(Brian Manning Delaney) says:
>>In article <JJ.95Mar3185139 at columbus.cis.ohio-state.edu>
jj at columbus.cis.ohio-state.edu (John Josephson) wrote, among other
>>I'm not especially interested in living long, independently of the
>>quality of life. That is, I'd gladly give up some of the feeble
>>period at the end for some enhanced "youthification" before.
>>But the situation is quite dynamic: Q is whether the extra "feeble"
>years carry you to a time where de-feeblification is possible. If the
>answer is No -- and the tricky part here is that we just can't answer
>the Q yet -- then I agree w/your above statement.
>Brian M. Delaney <b-delaney at uchicago.edu> [DO NOT cc: articles to me.]
Wouldn't the two goals, life extension and life quality, be more useful
with some symetry (sp?) I agree with John's point. There is not much
point in living longer if you do it in pain and feebleness.
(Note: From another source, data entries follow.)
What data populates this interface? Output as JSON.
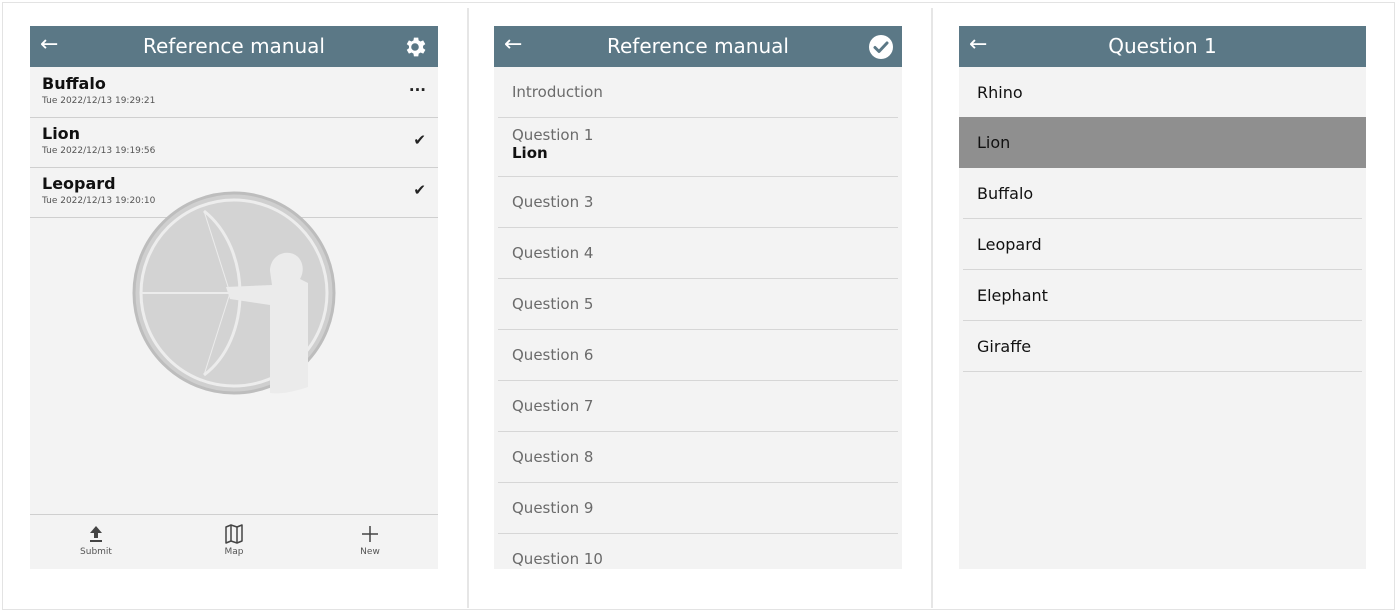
{
  "panel1": {
    "title": "Reference manual",
    "records": [
      {
        "name": "Buffalo",
        "date": "Tue 2022/12/13 19:29:21",
        "status": "···"
      },
      {
        "name": "Lion",
        "date": "Tue 2022/12/13 19:19:56",
        "status": "✔"
      },
      {
        "name": "Leopard",
        "date": "Tue 2022/12/13 19:20:10",
        "status": "✔"
      }
    ],
    "bottom": {
      "submit": "Submit",
      "map": "Map",
      "new": "New"
    }
  },
  "panel2": {
    "title": "Reference manual",
    "items": [
      {
        "label": "Introduction"
      },
      {
        "label": "Question 1",
        "answer": "Lion"
      },
      {
        "label": "Question 3"
      },
      {
        "label": "Question 4"
      },
      {
        "label": "Question 5"
      },
      {
        "label": "Question 6"
      },
      {
        "label": "Question 7"
      },
      {
        "label": "Question 8"
      },
      {
        "label": "Question 9"
      },
      {
        "label": "Question 10"
      }
    ]
  },
  "panel3": {
    "title": "Question 1",
    "options": [
      "Rhino",
      "Lion",
      "Buffalo",
      "Leopard",
      "Elephant",
      "Giraffe"
    ],
    "selected": "Lion"
  },
  "colors": {
    "header": "#5b7886",
    "panel_bg": "#f3f3f3",
    "selected_row": "#8f8f8f"
  }
}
Not to
mention the increased cost to continue those frails years at the end of